(Dataset rows for apps and sites)
==================================================

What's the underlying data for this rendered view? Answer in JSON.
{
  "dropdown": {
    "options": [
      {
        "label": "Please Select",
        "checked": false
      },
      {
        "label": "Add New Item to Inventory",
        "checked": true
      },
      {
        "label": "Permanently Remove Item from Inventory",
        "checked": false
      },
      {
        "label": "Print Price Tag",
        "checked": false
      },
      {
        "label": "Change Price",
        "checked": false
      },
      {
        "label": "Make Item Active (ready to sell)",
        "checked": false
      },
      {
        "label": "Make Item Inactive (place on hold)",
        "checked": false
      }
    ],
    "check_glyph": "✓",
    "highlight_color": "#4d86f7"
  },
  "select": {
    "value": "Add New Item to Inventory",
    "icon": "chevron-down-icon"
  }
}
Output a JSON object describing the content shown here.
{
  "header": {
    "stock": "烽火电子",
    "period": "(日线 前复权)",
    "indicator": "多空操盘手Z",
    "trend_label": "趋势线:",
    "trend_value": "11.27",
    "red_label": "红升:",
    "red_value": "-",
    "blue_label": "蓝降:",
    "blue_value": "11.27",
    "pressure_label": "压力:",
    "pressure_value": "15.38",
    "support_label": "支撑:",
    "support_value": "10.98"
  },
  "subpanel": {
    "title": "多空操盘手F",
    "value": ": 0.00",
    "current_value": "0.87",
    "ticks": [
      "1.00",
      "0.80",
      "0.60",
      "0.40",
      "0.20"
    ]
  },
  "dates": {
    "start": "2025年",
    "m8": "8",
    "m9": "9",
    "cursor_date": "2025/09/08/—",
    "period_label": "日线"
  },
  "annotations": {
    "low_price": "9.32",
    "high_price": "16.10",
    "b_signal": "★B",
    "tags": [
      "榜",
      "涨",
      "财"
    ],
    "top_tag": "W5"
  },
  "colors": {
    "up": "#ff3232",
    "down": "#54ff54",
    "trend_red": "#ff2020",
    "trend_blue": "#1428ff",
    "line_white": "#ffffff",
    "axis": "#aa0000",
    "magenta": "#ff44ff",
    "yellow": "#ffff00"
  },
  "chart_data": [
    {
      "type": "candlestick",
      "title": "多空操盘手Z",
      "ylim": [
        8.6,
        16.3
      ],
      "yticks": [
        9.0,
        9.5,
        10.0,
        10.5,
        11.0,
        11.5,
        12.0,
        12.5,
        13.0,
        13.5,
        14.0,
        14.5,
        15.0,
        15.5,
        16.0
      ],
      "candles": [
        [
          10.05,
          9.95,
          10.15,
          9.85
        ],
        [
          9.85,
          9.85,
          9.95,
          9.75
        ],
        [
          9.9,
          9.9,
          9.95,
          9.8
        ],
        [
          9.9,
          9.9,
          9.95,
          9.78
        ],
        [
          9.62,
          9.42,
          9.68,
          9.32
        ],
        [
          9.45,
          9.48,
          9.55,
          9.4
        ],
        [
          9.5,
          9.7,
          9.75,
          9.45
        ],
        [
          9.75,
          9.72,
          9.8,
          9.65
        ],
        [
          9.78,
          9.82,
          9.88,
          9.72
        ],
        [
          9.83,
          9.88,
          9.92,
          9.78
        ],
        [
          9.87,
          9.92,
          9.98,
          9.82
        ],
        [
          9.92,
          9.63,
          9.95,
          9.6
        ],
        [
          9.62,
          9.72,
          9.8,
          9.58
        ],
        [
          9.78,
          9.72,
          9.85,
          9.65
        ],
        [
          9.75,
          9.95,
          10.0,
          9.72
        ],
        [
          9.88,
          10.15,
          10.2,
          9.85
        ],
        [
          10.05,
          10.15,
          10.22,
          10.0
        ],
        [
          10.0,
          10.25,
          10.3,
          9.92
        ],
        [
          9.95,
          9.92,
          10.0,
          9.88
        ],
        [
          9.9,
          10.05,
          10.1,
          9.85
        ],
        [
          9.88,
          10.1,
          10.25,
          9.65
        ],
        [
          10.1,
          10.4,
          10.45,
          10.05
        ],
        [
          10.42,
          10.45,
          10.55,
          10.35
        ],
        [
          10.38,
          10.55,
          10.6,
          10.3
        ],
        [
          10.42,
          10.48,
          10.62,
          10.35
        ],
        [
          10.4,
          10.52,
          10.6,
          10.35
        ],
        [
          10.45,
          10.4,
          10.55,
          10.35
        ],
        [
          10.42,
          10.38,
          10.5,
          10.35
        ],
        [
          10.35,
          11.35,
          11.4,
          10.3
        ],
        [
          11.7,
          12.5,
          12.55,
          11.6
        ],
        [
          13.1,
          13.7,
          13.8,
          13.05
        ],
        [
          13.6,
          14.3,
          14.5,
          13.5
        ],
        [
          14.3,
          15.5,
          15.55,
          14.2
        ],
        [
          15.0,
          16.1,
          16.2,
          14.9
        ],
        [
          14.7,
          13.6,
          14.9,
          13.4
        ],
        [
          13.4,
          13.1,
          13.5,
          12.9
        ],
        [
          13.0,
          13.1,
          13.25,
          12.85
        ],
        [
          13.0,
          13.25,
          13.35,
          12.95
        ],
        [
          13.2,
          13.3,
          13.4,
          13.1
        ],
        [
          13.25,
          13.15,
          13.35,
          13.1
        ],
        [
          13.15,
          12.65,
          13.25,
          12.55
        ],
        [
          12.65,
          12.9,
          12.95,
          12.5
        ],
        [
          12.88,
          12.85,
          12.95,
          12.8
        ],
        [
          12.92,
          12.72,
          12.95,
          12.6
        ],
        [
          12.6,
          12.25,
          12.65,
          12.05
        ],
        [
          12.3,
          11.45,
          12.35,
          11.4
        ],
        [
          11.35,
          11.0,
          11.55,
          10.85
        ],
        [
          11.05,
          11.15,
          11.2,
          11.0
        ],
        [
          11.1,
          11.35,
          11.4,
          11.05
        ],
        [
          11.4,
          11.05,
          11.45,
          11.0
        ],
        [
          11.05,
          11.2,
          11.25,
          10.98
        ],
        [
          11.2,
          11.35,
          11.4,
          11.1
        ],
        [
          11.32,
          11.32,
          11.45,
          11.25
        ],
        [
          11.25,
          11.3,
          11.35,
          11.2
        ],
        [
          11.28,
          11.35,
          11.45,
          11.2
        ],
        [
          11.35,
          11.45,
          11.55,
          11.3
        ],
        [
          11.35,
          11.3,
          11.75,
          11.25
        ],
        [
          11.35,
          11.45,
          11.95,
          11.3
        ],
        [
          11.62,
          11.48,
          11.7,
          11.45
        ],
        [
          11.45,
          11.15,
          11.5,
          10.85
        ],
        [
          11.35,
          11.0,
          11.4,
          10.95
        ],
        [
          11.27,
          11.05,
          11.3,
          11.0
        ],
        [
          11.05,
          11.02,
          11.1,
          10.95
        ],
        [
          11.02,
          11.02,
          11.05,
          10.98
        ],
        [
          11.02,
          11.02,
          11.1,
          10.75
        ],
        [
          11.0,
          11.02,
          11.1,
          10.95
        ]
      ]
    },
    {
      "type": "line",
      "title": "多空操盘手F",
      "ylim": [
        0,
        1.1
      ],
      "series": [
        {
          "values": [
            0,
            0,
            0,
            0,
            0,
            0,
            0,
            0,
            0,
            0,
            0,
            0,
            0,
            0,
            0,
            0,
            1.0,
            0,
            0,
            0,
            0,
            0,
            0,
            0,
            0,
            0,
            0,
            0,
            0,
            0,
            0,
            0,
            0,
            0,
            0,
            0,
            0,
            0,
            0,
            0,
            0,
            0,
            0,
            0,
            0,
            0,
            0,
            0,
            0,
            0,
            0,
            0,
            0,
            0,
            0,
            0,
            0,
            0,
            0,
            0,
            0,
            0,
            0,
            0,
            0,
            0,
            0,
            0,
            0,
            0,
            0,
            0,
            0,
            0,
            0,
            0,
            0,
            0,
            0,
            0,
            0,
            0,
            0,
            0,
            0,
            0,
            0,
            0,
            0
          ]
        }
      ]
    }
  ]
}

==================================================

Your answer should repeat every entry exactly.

What's the underlying data for this rendered view? Answer in JSON.
{
  "dropdown": {
    "options": [
      {
        "label": "Please Select",
        "checked": false
      },
      {
        "label": "Add New Item to Inventory",
        "checked": true
      },
      {
        "label": "Permanently Remove Item from Inventory",
        "checked": false
      },
      {
        "label": "Print Price Tag",
        "checked": false
      },
      {
        "label": "Change Price",
        "checked": false
      },
      {
        "label": "Make Item Active (ready to sell)",
        "checked": false
      },
      {
        "label": "Make Item Inactive (place on hold)",
        "checked": false
      }
    ],
    "check_glyph": "✓",
    "highlight_color": "#4d86f7"
  },
  "select": {
    "value": "Add New Item to Inventory",
    "icon": "chevron-down-icon"
  }
}
Output a JSON object describing the content shown here.
{
  "header": {
    "stock": "烽火电子",
    "period": "(日线 前复权)",
    "indicator": "多空操盘手Z",
    "trend_label": "趋势线:",
    "trend_value": "11.27",
    "red_label": "红升:",
    "red_value": "-",
    "blue_label": "蓝降:",
    "blue_value": "11.27",
    "pressure_label": "压力:",
    "pressure_value": "15.38",
    "support_label": "支撑:",
    "support_value": "10.98"
  },
  "subpanel": {
    "title": "多空操盘手F",
    "value": ": 0.00",
    "current_value": "0.87",
    "ticks": [
      "1.00",
      "0.80",
      "0.60",
      "0.40",
      "0.20"
    ]
  },
  "dates": {
    "start": "2025年",
    "m8": "8",
    "m9": "9",
    "cursor_date": "2025/09/08/—",
    "period_label": "日线"
  },
  "annotations": {
    "low_price": "9.32",
    "high_price": "16.10",
    "b_signal": "★B",
    "tags": [
      "榜",
      "涨",
      "财"
    ],
    "top_tag": "W5"
  },
  "colors": {
    "up": "#ff3232",
    "down": "#54ff54",
    "trend_red": "#ff2020",
    "trend_blue": "#1428ff",
    "line_white": "#ffffff",
    "axis": "#aa0000",
    "magenta": "#ff44ff",
    "yellow": "#ffff00"
  },
  "chart_data": [
    {
      "type": "candlestick",
      "title": "多空操盘手Z",
      "ylim": [
        8.6,
        16.3
      ],
      "yticks": [
        9.0,
        9.5,
        10.0,
        10.5,
        11.0,
        11.5,
        12.0,
        12.5,
        13.0,
        13.5,
        14.0,
        14.5,
        15.0,
        15.5,
        16.0
      ],
      "candles": [
        [
          10.05,
          9.95,
          10.15,
          9.85
        ],
        [
          9.85,
          9.85,
          9.95,
          9.75
        ],
        [
          9.9,
          9.9,
          9.95,
          9.8
        ],
        [
          9.9,
          9.9,
          9.95,
          9.78
        ],
        [
          9.62,
          9.42,
          9.68,
          9.32
        ],
        [
          9.45,
          9.48,
          9.55,
          9.4
        ],
        [
          9.5,
          9.7,
          9.75,
          9.45
        ],
        [
          9.75,
          9.72,
          9.8,
          9.65
        ],
        [
          9.78,
          9.82,
          9.88,
          9.72
        ],
        [
          9.83,
          9.88,
          9.92,
          9.78
        ],
        [
          9.87,
          9.92,
          9.98,
          9.82
        ],
        [
          9.92,
          9.63,
          9.95,
          9.6
        ],
        [
          9.62,
          9.72,
          9.8,
          9.58
        ],
        [
          9.78,
          9.72,
          9.85,
          9.65
        ],
        [
          9.75,
          9.95,
          10.0,
          9.72
        ],
        [
          9.88,
          10.15,
          10.2,
          9.85
        ],
        [
          10.05,
          10.15,
          10.22,
          10.0
        ],
        [
          10.0,
          10.25,
          10.3,
          9.92
        ],
        [
          9.95,
          9.92,
          10.0,
          9.88
        ],
        [
          9.9,
          10.05,
          10.1,
          9.85
        ],
        [
          9.88,
          10.1,
          10.25,
          9.65
        ],
        [
          10.1,
          10.4,
          10.45,
          10.05
        ],
        [
          10.42,
          10.45,
          10.55,
          10.35
        ],
        [
          10.38,
          10.55,
          10.6,
          10.3
        ],
        [
          10.42,
          10.48,
          10.62,
          10.35
        ],
        [
          10.4,
          10.52,
          10.6,
          10.35
        ],
        [
          10.45,
          10.4,
          10.55,
          10.35
        ],
        [
          10.42,
          10.38,
          10.5,
          10.35
        ],
        [
          10.35,
          11.35,
          11.4,
          10.3
        ],
        [
          11.7,
          12.5,
          12.55,
          11.6
        ],
        [
          13.1,
          13.7,
          13.8,
          13.05
        ],
        [
          13.6,
          14.3,
          14.5,
          13.5
        ],
        [
          14.3,
          15.5,
          15.55,
          14.2
        ],
        [
          15.0,
          16.1,
          16.2,
          14.9
        ],
        [
          14.7,
          13.6,
          14.9,
          13.4
        ],
        [
          13.4,
          13.1,
          13.5,
          12.9
        ],
        [
          13.0,
          13.1,
          13.25,
          12.85
        ],
        [
          13.0,
          13.25,
          13.35,
          12.95
        ],
        [
          13.2,
          13.3,
          13.4,
          13.1
        ],
        [
          13.25,
          13.15,
          13.35,
          13.1
        ],
        [
          13.15,
          12.65,
          13.25,
          12.55
        ],
        [
          12.65,
          12.9,
          12.95,
          12.5
        ],
        [
          12.88,
          12.85,
          12.95,
          12.8
        ],
        [
          12.92,
          12.72,
          12.95,
          12.6
        ],
        [
          12.6,
          12.25,
          12.65,
          12.05
        ],
        [
          12.3,
          11.45,
          12.35,
          11.4
        ],
        [
          11.35,
          11.0,
          11.55,
          10.85
        ],
        [
          11.05,
          11.15,
          11.2,
          11.0
        ],
        [
          11.1,
          11.35,
          11.4,
          11.05
        ],
        [
          11.4,
          11.05,
          11.45,
          11.0
        ],
        [
          11.05,
          11.2,
          11.25,
          10.98
        ],
        [
          11.2,
          11.35,
          11.4,
          11.1
        ],
        [
          11.32,
          11.32,
          11.45,
          11.25
        ],
        [
          11.25,
          11.3,
          11.35,
          11.2
        ],
        [
          11.28,
          11.35,
          11.45,
          11.2
        ],
        [
          11.35,
          11.45,
          11.55,
          11.3
        ],
        [
          11.35,
          11.3,
          11.75,
          11.25
        ],
        [
          11.35,
          11.45,
          11.95,
          11.3
        ],
        [
          11.62,
          11.48,
          11.7,
          11.45
        ],
        [
          11.45,
          11.15,
          11.5,
          10.85
        ],
        [
          11.35,
          11.0,
          11.4,
          10.95
        ],
        [
          11.27,
          11.05,
          11.3,
          11.0
        ],
        [
          11.05,
          11.02,
          11.1,
          10.95
        ],
        [
          11.02,
          11.02,
          11.05,
          10.98
        ],
        [
          11.02,
          11.02,
          11.1,
          10.75
        ],
        [
          11.0,
          11.02,
          11.1,
          10.95
        ]
      ]
    },
    {
      "type": "line",
      "title": "多空操盘手F",
      "ylim": [
        0,
        1.1
      ],
      "series": [
        {
          "values": [
            0,
            0,
            0,
            0,
            0,
            0,
            0,
            0,
            0,
            0,
            0,
            0,
            0,
            0,
            0,
            0,
            1.0,
            0,
            0,
            0,
            0,
            0,
            0,
            0,
            0,
            0,
            0,
            0,
            0,
            0,
            0,
            0,
            0,
            0,
            0,
            0,
            0,
            0,
            0,
            0,
            0,
            0,
            0,
            0,
            0,
            0,
            0,
            0,
            0,
            0,
            0,
            0,
            0,
            0,
            0,
            0,
            0,
            0,
            0,
            0,
            0,
            0,
            0,
            0,
            0,
            0,
            0,
            0,
            0,
            0,
            0,
            0,
            0,
            0,
            0,
            0,
            0,
            0,
            0,
            0,
            0,
            0,
            0,
            0,
            0,
            0,
            0,
            0,
            0
          ]
        }
      ]
    }
  ]
}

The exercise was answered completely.